This is the fourth volume in The Pacification of Earth, speculative science fiction series of novels. The author brings China and India to join the developed world in fighting human caused global warming. After lust, love, and battle, science invents a rescuing technology.
American Revolt: By 2090 almost half of Americans are on welfare. Brilliant, talking computers have stolen most service and middle management jobs, while exploding populations in the southern hemisphere monopolize dumb factory work. And aquifers dry, world-wide, causing food shortages. A blond young "welfie" vows to remedy all this. He enters the Marines and then leads a revolution.
A bright physics student invents a way to travel faster than light so that humanity may escape from the horrors of global warming. He must persuade his peers, fight deniers, and combat rising oceans - all the while managing a complex love life.
As 2100 dawns, revolutionary America is governed by a triumvirate of "welfies". The military member of the trio is a young ex-Marine, Ben Bjorn. While China demands food relief and threatens war, Europe pleads for military help against the Turkish-led Moslems. As if those two perils weren't enough, rebellion simmers below the feet of the Welfie government. Copying Eisenhower's example in the Cold War, Bjorn leads an American army to Europe's defense.
"A Narrator Who Doesn't Try Too Much"
This volume is the third and concluding book in the military science fiction trilogy, The Pacification of Earth. It recounts the adventures of a young ex-Marine in unifying the globe and initiating essential population, pollution, and governing reforms. He defeats a Chinese thrust for fertile land via Mongolia, fights off insurrections and attempted assassinations, and finds love.
By 2106, the overpopulated, heated-up world's a mess. Disorder brings an oppressive "Brotherhood" to power in the northern hemisphere. The party believes in male superiority, the privileges of property, and dictatorial rule. Science has produced faster-than-light space ships, however. Jan Sussinissen, the son of a rebel leader, sneaks on board one such ship. He will pretend to scout a portion of an earthlike planet that troubled discoverers named New Start.
Tol, a young man of mysterious ancestry, must learn how the human mind functions in order to destroy those who've combined their naked brains with 33rd century computers. Monsters in their arrogance and lust, these Minds rule the galaxy. They drive humanity to despair. After discovering his heritage, Tol battles with pirates, planetary rulers, a beautiful girl, and, most difficult of all, his own brain, before he can conquer the center of Imperial power.
A dying Dr. Mark Langer finds a frightened microbiologist who has developed a cure for age. Rejuvenated by genetic engineering, Mark takes over the task of negotiating with the world who should win the treatment and how civilization must cope with the prospect of more overpopulation.
By 2152, wise computers have replaced middle managers, service workers, and many professionals.
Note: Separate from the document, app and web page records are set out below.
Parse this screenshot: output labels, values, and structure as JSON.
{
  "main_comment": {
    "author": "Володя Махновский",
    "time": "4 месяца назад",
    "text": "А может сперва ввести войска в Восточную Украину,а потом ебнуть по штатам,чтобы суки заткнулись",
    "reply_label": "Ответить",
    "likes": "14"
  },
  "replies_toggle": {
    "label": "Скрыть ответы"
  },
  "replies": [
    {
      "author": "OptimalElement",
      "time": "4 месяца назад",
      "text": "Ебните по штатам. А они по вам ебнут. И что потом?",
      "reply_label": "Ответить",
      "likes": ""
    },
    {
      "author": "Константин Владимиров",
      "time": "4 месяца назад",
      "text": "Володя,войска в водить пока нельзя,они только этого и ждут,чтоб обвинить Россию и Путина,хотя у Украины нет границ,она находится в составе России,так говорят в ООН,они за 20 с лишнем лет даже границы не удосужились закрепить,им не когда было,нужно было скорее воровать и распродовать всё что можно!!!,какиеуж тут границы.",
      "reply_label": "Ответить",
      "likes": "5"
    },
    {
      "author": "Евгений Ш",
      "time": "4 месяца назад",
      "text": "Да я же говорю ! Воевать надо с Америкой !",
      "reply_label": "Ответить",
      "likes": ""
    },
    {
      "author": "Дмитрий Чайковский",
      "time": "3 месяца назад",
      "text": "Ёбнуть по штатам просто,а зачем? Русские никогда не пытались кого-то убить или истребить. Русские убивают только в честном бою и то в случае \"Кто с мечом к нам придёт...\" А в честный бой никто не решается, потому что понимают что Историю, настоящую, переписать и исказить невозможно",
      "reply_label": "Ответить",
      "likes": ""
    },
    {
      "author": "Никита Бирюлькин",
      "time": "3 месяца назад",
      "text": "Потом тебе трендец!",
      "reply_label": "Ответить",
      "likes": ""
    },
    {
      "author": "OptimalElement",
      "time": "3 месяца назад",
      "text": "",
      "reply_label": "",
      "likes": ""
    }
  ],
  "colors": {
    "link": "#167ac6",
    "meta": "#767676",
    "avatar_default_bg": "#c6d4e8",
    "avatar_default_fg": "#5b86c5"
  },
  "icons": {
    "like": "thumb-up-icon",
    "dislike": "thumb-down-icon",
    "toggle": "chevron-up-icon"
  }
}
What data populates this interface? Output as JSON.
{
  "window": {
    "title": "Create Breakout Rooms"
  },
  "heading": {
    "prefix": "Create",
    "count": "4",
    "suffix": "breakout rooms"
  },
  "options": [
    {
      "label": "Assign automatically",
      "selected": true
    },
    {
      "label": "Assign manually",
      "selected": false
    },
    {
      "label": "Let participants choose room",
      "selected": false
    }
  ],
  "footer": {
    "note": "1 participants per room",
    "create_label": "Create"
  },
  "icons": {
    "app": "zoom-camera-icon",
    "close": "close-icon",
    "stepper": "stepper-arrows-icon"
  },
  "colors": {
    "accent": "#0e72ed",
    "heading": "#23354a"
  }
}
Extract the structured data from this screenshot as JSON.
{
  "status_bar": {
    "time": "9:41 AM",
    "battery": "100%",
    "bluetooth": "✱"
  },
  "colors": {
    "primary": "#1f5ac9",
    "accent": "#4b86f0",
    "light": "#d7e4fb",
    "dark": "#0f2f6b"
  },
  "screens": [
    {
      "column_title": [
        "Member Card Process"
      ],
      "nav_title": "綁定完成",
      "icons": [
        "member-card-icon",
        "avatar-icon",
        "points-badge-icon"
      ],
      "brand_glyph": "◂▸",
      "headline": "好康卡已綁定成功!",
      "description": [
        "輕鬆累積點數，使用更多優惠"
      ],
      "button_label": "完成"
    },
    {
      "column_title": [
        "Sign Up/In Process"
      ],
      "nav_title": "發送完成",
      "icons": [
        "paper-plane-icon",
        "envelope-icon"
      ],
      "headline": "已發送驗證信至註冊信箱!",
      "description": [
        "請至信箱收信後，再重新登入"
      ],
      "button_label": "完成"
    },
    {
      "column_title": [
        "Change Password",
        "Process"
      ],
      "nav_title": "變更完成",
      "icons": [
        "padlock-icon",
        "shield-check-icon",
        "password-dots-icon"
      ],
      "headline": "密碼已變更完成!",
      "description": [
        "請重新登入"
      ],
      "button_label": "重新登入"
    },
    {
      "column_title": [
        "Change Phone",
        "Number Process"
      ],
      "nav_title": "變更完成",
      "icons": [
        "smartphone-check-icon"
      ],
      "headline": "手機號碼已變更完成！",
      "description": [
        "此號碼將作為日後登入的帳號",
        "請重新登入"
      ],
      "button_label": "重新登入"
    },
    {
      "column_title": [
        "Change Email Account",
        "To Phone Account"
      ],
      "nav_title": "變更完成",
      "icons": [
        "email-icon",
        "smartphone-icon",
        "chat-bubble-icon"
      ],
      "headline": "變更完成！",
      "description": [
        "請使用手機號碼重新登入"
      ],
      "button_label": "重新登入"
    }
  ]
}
Billions overcrowd the planet; the less clever subsist on welfare. Galactic settlement beckons but ruling "Achievers" say the incompetent poor need not apply. "Quiet" Griffin, a ghetto "Welfie", opposes them and learns that upper-class geneticists breed "improved" humans from the poor, then transplant aged personalities into young bodies.
This collection of short stories includes: The clash of science with culture, the gender war, means of avoiding the ills of age and death, the future of mankind, deployment of Star Wars, the politics of a space empire, facing the disasters brought by global warming, death, dealing with the invasion of aliens, genetic hybridization, peacemaking, inventing faster than light travel, settling a new planet, corporate behavior, and a Palestine solution.